Retype the entries exactly. Include every line.

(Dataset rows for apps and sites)
- - -
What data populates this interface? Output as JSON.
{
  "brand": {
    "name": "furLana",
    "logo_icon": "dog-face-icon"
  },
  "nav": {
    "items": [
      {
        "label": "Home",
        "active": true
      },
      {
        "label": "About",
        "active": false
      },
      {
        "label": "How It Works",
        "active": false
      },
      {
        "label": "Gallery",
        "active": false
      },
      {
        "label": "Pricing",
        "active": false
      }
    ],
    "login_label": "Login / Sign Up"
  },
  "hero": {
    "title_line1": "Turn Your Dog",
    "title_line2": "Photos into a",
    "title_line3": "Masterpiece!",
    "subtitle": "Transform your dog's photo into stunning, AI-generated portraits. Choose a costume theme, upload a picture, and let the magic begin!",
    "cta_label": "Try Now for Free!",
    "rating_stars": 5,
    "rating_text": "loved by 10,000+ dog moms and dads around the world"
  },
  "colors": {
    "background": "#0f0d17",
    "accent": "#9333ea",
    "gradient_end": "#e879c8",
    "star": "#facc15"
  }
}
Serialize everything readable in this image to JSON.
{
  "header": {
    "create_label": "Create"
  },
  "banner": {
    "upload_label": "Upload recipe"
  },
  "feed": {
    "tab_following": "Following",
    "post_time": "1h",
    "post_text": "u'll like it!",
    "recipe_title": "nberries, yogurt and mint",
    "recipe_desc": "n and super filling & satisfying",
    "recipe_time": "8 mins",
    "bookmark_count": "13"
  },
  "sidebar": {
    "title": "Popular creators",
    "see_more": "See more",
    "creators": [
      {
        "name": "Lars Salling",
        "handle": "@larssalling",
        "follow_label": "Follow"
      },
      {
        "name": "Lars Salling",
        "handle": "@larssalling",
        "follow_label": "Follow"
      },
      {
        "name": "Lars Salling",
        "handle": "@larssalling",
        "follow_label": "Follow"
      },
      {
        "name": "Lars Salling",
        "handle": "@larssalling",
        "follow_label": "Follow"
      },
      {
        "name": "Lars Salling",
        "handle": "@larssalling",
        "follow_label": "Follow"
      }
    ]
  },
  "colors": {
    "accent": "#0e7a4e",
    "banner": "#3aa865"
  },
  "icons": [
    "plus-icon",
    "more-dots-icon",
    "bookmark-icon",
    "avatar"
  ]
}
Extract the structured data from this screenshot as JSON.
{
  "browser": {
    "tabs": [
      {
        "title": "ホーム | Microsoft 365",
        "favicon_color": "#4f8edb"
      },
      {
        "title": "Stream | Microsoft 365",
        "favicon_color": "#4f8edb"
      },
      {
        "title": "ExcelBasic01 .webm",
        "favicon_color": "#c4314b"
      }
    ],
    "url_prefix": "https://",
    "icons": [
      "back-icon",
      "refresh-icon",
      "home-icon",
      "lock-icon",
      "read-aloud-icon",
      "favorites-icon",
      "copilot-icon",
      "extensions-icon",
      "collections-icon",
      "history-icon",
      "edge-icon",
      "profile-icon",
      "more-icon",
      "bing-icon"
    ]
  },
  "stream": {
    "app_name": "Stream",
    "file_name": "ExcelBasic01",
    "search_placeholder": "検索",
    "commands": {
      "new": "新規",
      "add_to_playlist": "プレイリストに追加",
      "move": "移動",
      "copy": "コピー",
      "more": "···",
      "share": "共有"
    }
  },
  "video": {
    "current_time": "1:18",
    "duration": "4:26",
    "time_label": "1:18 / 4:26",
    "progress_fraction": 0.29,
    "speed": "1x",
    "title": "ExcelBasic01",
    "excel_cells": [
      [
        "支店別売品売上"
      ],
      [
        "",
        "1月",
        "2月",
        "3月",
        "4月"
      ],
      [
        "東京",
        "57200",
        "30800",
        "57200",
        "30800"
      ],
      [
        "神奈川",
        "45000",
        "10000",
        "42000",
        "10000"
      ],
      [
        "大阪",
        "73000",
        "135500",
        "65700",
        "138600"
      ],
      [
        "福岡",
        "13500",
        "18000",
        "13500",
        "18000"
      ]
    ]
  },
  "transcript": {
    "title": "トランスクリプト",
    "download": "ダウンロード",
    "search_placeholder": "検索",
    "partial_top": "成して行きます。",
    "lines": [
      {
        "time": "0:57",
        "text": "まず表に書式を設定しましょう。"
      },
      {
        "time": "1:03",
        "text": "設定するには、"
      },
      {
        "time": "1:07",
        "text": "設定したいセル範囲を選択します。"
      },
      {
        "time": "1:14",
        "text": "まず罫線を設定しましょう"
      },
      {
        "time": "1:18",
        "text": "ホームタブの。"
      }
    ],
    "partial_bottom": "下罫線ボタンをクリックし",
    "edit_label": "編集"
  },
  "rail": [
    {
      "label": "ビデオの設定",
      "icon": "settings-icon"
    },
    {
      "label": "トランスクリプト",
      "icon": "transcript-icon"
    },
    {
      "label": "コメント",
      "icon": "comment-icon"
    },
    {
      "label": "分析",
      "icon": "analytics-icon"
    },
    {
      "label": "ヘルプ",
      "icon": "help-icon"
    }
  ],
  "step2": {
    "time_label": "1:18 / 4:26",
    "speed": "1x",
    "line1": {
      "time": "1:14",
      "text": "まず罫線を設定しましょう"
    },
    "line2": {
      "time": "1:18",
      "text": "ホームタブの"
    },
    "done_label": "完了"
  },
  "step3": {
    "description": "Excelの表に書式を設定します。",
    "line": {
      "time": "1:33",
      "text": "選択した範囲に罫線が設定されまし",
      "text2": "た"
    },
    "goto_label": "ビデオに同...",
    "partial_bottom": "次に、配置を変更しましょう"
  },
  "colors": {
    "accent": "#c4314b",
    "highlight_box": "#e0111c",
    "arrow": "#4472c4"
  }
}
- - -
## Result
What data populates this interface? Output as JSON.
{
  "brand": {
    "name": "furLana",
    "logo_icon": "dog-face-icon"
  },
  "nav": {
    "items": [
      {
        "label": "Home",
        "active": true
      },
      {
        "label": "About",
        "active": false
      },
      {
        "label": "How It Works",
        "active": false
      },
      {
        "label": "Gallery",
        "active": false
      },
      {
        "label": "Pricing",
        "active": false
      }
    ],
    "login_label": "Login / Sign Up"
  },
  "hero": {
    "title_line1": "Turn Your Dog",
    "title_line2": "Photos into a",
    "title_line3": "Masterpiece!",
    "subtitle": "Transform your dog's photo into stunning, AI-generated portraits. Choose a costume theme, upload a picture, and let the magic begin!",
    "cta_label": "Try Now for Free!",
    "rating_stars": 5,
    "rating_text": "loved by 10,000+ dog moms and dads around the world"
  },
  "colors": {
    "background": "#0f0d17",
    "accent": "#9333ea",
    "gradient_end": "#e879c8",
    "star": "#facc15"
  }
}
Serialize everything readable in this image to JSON.
{
  "header": {
    "create_label": "Create"
  },
  "banner": {
    "upload_label": "Upload recipe"
  },
  "feed": {
    "tab_following": "Following",
    "post_time": "1h",
    "post_text": "u'll like it!",
    "recipe_title": "nberries, yogurt and mint",
    "recipe_desc": "n and super filling & satisfying",
    "recipe_time": "8 mins",
    "bookmark_count": "13"
  },
  "sidebar": {
    "title": "Popular creators",
    "see_more": "See more",
    "creators": [
      {
        "name": "Lars Salling",
        "handle": "@larssalling",
        "follow_label": "Follow"
      },
      {
        "name": "Lars Salling",
        "handle": "@larssalling",
        "follow_label": "Follow"
      },
      {
        "name": "Lars Salling",
        "handle": "@larssalling",
        "follow_label": "Follow"
      },
      {
        "name": "Lars Salling",
        "handle": "@larssalling",
        "follow_label": "Follow"
      },
      {
        "name": "Lars Salling",
        "handle": "@larssalling",
        "follow_label": "Follow"
      }
    ]
  },
  "colors": {
    "accent": "#0e7a4e",
    "banner": "#3aa865"
  },
  "icons": [
    "plus-icon",
    "more-dots-icon",
    "bookmark-icon",
    "avatar"
  ]
}
Extract the structured data from this screenshot as JSON.
{
  "browser": {
    "tabs": [
      {
        "title": "ホーム | Microsoft 365",
        "favicon_color": "#4f8edb"
      },
      {
        "title": "Stream | Microsoft 365",
        "favicon_color": "#4f8edb"
      },
      {
        "title": "ExcelBasic01 .webm",
        "favicon_color": "#c4314b"
      }
    ],
    "url_prefix": "https://",
    "icons": [
      "back-icon",
      "refresh-icon",
      "home-icon",
      "lock-icon",
      "read-aloud-icon",
      "favorites-icon",
      "copilot-icon",
      "extensions-icon",
      "collections-icon",
      "history-icon",
      "edge-icon",
      "profile-icon",
      "more-icon",
      "bing-icon"
    ]
  },
  "stream": {
    "app_name": "Stream",
    "file_name": "ExcelBasic01",
    "search_placeholder": "検索",
    "commands": {
      "new": "新規",
      "add_to_playlist": "プレイリストに追加",
      "move": "移動",
      "copy": "コピー",
      "more": "···",
      "share": "共有"
    }
  },
  "video": {
    "current_time": "1:18",
    "duration": "4:26",
    "time_label": "1:18 / 4:26",
    "progress_fraction": 0.29,
    "speed": "1x",
    "title": "ExcelBasic01",
    "excel_cells": [
      [
        "支店別売品売上"
      ],
      [
        "",
        "1月",
        "2月",
        "3月",
        "4月"
      ],
      [
        "東京",
        "57200",
        "30800",
        "57200",
        "30800"
      ],
      [
        "神奈川",
        "45000",
        "10000",
        "42000",
        "10000"
      ],
      [
        "大阪",
        "73000",
        "135500",
        "65700",
        "138600"
      ],
      [
        "福岡",
        "13500",
        "18000",
        "13500",
        "18000"
      ]
    ]
  },
  "transcript": {
    "title": "トランスクリプト",
    "download": "ダウンロード",
    "search_placeholder": "検索",
    "partial_top": "成して行きます。",
    "lines": [
      {
        "time": "0:57",
        "text": "まず表に書式を設定しましょう。"
      },
      {
        "time": "1:03",
        "text": "設定するには、"
      },
      {
        "time": "1:07",
        "text": "設定したいセル範囲を選択します。"
      },
      {
        "time": "1:14",
        "text": "まず罫線を設定しましょう"
      },
      {
        "time": "1:18",
        "text": "ホームタブの。"
      }
    ],
    "partial_bottom": "下罫線ボタンをクリックし",
    "edit_label": "編集"
  },
  "rail": [
    {
      "label": "ビデオの設定",
      "icon": "settings-icon"
    },
    {
      "label": "トランスクリプト",
      "icon": "transcript-icon"
    },
    {
      "label": "コメント",
      "icon": "comment-icon"
    },
    {
      "label": "分析",
      "icon": "analytics-icon"
    },
    {
      "label": "ヘルプ",
      "icon": "help-icon"
    }
  ],
  "step2": {
    "time_label": "1:18 / 4:26",
    "speed": "1x",
    "line1": {
      "time": "1:14",
      "text": "まず罫線を設定しましょう"
    },
    "line2": {
      "time": "1:18",
      "text": "ホームタブの"
    },
    "done_label": "完了"
  },
  "step3": {
    "description": "Excelの表に書式を設定します。",
    "line": {
      "time": "1:33",
      "text": "選択した範囲に罫線が設定されまし",
      "text2": "た"
    },
    "goto_label": "ビデオに同...",
    "partial_bottom": "次に、配置を変更しましょう"
  },
  "colors": {
    "accent": "#c4314b",
    "highlight_box": "#e0111c",
    "arrow": "#4472c4"
  }
}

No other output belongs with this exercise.